Sisters are doing it for themselves at Subway Cinema’s 7th Old School Kung Fu Fest. Corey Yuen's Yes Madam takes this year's theme, “Wonder Women of the Martial Arts," to the next level. What’s better than a take-no-prisoners lady cop gunning for justice? TWO lady cops, fists a-blazing! Yes Madam kicked off Hong Kong’s ‘girls with guns’ genre, spawning six sequels in its In The Line Of Duty series alone.
The film features dream-team Michelle Yeoh and Cynthia Rothrock busting heads back to back in their breakout roles. Yeoh trained at the gym eight hours a day to be able do her own stunts; Rothrock, part of a professional martial arts team, so impressed film scouts they hired her on the spot and changed her character from male to female.

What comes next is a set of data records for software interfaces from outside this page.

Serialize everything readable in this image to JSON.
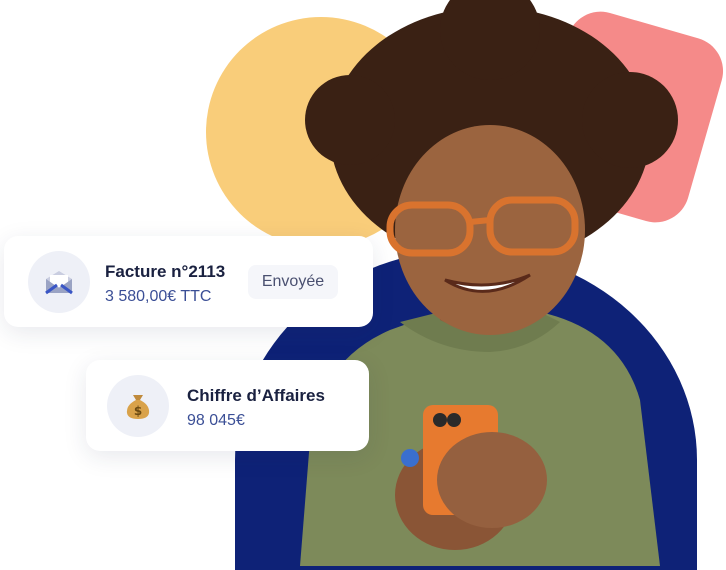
{
  "colors": {
    "yellow_circle": "#f9cd7a",
    "pink_square": "#f58a89",
    "navy_shape": "#0e2277",
    "card_title": "#1a2140",
    "card_subtitle": "#3b4f96"
  },
  "invoice_card": {
    "icon": "envelope-icon",
    "title": "Facture n°2113",
    "amount": "3 580,00€ TTC",
    "status": "Envoyée"
  },
  "revenue_card": {
    "icon": "money-bag-icon",
    "title": "Chiffre d’Affaires",
    "amount": "98 045€"
  }
}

As with so many 80s international action thrillers, the heart of the problem is microfilm. In this case, microfilm containing the details of translucent-shirted Triad leader Mr. Tin’s extensive, unassailable crime ring. Tin's assassin murders an English businessman during a deal gone south. Before he can find the blackmail material, small-time thieves Aspirin and Strepsil break into the room posing as Room Service. They clean the place out, unwittingly taking the microfilm with them.
For something named Yes Madam, the film focuses too long on the antics of Aspirin, Strepsil, and partner-in-crime Panadol. Casting director/producer par excellence Tsui Hark (Zu Warriors of Magic Mountain, A Better Tomorrow) as Panadol mostly makes up for it, especially after a bonkers workshop-slapstick scene. The trio run afoul of the law, and Police Head Investigator Ng (Yeoh) realizes they’re the bait she needs to crack Tin’s case wide open.
Rothrock plays detective Carrie Morris, in from Scotland Yard to investigate the businessman’s murder. She meets cute with HK police after a punk makes the mistake of taking her hostage at the airport – one ‘scorpion stinger’ and several roundhouse kicks later, he’s laid out and Morris and Ng are on the case. Ng’s calm matches Morris’ fire as they play good cop, bad cop with perps. Bumbling male coworkers chastise Morris that with her sharp attitude, she won't get married, but both policewomen are so blatantly superior and invested in their jobs it reads as promise more than threat.
From here on out it’s all pastel power-jumpsuits and ladies taking the law into their own hands, leading to the film’s jaw-dropping final fight scene. It’s a glass-smashing, kick-flipping, multi-level battle whose physical brutality and speed will leave you dumbfounded.